▸ Exercise details:
For every line below that includes the word "Wunschplanung", add one; report the final number and nothing else.

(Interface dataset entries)
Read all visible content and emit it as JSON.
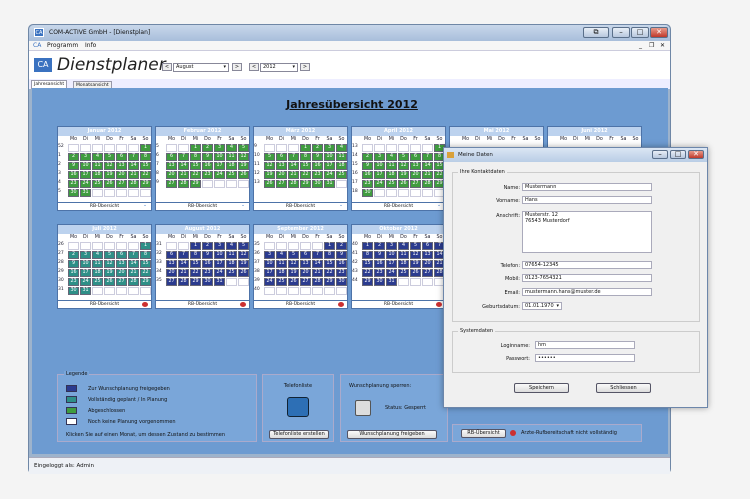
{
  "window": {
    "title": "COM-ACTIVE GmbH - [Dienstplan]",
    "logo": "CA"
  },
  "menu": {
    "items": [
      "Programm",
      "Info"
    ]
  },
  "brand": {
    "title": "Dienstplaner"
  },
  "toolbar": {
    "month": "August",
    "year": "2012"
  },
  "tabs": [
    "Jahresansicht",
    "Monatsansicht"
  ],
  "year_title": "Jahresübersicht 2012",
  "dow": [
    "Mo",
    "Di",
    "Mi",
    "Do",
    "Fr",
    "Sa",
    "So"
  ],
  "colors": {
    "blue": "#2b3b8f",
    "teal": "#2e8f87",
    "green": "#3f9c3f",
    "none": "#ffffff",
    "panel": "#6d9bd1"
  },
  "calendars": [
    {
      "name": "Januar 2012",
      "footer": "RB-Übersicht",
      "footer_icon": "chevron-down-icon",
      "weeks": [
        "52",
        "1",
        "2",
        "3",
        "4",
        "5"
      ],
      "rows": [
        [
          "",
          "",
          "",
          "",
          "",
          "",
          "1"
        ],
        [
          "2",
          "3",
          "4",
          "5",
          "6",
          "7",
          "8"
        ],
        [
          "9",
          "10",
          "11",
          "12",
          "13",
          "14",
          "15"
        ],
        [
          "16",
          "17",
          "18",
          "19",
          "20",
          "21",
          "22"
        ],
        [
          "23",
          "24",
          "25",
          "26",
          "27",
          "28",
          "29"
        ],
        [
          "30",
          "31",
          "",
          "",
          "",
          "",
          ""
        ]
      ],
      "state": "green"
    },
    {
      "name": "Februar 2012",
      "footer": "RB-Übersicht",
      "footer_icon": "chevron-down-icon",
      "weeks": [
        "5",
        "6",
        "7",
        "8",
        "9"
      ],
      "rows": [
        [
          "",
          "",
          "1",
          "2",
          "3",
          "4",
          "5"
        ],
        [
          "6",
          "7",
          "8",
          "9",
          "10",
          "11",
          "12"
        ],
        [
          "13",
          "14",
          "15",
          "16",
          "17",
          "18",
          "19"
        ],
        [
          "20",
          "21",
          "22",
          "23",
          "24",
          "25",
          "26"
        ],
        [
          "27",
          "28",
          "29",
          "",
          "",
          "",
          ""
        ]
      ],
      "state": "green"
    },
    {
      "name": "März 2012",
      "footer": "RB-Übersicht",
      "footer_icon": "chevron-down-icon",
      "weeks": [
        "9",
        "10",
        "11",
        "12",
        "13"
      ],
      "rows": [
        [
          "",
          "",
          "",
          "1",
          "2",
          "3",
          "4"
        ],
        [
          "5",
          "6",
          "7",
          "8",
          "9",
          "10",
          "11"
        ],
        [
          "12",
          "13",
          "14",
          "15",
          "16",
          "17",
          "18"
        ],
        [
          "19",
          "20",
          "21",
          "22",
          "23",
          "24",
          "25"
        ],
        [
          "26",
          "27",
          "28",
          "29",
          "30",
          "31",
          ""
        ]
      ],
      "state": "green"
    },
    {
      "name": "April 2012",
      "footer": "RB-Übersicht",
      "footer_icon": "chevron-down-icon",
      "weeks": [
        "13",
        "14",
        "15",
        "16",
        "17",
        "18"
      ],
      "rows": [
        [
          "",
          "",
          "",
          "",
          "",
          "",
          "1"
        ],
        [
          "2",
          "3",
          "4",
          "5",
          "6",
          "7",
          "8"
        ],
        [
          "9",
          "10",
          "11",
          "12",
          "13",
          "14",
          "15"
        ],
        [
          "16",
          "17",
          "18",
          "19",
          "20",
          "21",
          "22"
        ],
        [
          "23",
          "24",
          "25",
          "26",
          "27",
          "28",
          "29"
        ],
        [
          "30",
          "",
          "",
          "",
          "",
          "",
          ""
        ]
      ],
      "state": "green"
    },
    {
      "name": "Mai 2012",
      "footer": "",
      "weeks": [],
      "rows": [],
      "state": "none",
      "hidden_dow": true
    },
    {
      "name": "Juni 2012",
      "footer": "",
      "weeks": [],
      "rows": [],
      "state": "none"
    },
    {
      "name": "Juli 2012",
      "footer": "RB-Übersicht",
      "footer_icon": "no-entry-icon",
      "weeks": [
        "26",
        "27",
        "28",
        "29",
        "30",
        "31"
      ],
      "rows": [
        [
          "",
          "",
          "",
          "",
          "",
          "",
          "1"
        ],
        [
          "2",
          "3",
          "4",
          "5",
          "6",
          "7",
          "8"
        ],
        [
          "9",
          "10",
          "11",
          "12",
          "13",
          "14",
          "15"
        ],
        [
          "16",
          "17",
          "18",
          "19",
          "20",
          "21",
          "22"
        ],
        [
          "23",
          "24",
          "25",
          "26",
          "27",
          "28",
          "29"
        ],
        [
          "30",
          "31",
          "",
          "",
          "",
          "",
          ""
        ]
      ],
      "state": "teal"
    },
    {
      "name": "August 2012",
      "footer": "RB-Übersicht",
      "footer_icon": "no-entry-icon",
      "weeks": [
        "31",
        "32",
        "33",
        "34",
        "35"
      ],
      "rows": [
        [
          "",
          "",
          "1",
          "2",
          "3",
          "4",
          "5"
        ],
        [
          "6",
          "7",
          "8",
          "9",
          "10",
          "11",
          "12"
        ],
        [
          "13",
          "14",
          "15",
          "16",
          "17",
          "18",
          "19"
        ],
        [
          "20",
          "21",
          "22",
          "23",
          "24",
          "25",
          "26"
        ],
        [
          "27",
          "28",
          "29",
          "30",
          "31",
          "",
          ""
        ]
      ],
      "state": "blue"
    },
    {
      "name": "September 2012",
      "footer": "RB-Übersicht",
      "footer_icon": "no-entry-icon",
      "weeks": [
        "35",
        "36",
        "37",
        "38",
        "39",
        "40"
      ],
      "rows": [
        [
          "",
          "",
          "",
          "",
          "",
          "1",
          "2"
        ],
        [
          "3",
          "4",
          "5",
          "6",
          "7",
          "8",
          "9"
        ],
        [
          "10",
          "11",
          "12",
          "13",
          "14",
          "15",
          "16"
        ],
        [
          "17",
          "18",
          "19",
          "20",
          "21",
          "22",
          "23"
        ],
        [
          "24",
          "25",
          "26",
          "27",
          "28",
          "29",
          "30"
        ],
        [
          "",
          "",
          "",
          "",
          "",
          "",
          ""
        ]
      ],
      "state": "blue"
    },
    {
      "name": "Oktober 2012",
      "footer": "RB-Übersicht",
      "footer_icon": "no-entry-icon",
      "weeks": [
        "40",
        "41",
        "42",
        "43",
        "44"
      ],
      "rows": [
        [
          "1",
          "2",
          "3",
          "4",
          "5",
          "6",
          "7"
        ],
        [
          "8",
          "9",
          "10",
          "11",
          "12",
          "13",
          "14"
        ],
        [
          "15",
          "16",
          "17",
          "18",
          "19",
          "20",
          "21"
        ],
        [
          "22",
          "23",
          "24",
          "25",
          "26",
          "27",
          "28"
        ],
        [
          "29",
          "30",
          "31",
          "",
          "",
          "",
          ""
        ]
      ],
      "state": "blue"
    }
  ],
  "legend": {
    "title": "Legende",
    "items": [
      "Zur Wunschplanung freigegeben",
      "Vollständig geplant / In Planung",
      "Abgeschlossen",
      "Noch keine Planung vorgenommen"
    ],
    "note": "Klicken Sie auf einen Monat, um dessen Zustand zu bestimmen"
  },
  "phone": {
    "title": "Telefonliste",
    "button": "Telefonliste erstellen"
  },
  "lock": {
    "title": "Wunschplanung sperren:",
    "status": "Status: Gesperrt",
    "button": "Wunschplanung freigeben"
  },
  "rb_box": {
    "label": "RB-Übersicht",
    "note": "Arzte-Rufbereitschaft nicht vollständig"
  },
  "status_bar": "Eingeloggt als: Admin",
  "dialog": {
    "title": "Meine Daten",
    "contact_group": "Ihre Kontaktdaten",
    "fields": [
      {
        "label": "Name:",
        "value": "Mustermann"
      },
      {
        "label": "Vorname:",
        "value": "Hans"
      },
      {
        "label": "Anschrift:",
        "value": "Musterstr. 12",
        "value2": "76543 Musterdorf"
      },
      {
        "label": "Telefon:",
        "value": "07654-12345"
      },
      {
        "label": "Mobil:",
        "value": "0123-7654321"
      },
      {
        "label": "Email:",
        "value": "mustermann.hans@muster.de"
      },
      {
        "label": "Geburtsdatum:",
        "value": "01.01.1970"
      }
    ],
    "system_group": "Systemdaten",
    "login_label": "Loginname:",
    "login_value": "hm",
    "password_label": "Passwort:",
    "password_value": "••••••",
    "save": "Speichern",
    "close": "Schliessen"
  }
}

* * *

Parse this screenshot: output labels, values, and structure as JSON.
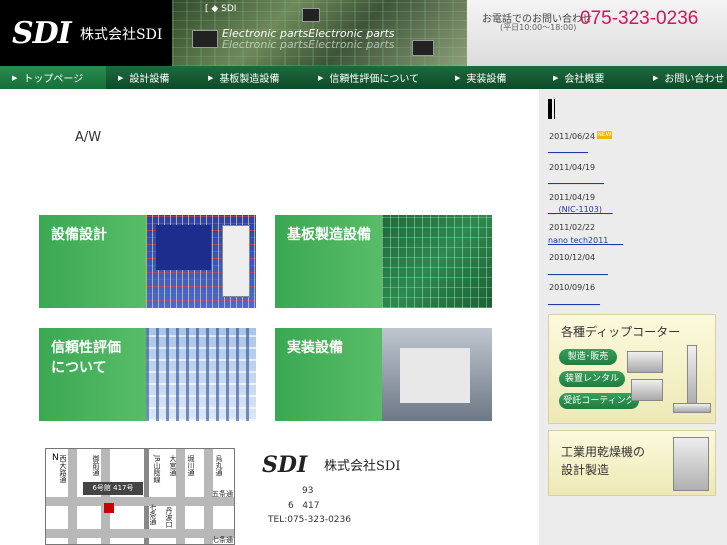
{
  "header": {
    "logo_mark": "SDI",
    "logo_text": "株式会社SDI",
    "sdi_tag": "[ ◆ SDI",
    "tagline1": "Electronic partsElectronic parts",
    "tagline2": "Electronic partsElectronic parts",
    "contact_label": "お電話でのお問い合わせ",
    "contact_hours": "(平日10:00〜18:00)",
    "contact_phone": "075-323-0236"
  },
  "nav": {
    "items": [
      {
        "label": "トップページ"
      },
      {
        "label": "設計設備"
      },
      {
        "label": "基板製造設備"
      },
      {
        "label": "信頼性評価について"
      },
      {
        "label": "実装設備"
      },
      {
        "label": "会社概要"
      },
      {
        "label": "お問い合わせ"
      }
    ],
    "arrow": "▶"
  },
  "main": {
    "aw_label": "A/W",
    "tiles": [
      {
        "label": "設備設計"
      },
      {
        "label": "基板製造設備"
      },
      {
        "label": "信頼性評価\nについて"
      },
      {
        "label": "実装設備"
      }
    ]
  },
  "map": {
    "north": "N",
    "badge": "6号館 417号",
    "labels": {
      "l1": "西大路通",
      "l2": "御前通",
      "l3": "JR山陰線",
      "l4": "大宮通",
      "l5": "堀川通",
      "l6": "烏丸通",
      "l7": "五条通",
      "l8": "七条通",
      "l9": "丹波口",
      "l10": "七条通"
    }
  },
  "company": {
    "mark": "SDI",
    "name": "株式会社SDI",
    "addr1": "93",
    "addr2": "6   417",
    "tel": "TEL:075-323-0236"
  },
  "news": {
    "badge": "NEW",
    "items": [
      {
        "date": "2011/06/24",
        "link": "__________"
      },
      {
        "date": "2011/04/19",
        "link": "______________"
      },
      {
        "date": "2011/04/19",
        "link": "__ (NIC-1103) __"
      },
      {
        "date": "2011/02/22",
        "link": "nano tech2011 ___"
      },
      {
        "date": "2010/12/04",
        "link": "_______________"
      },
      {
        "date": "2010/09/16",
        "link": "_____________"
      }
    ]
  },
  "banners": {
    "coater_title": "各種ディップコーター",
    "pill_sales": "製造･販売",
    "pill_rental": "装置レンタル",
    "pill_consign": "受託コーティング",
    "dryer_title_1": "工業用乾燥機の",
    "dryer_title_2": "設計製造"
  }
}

▸ Reply to the exercise:
3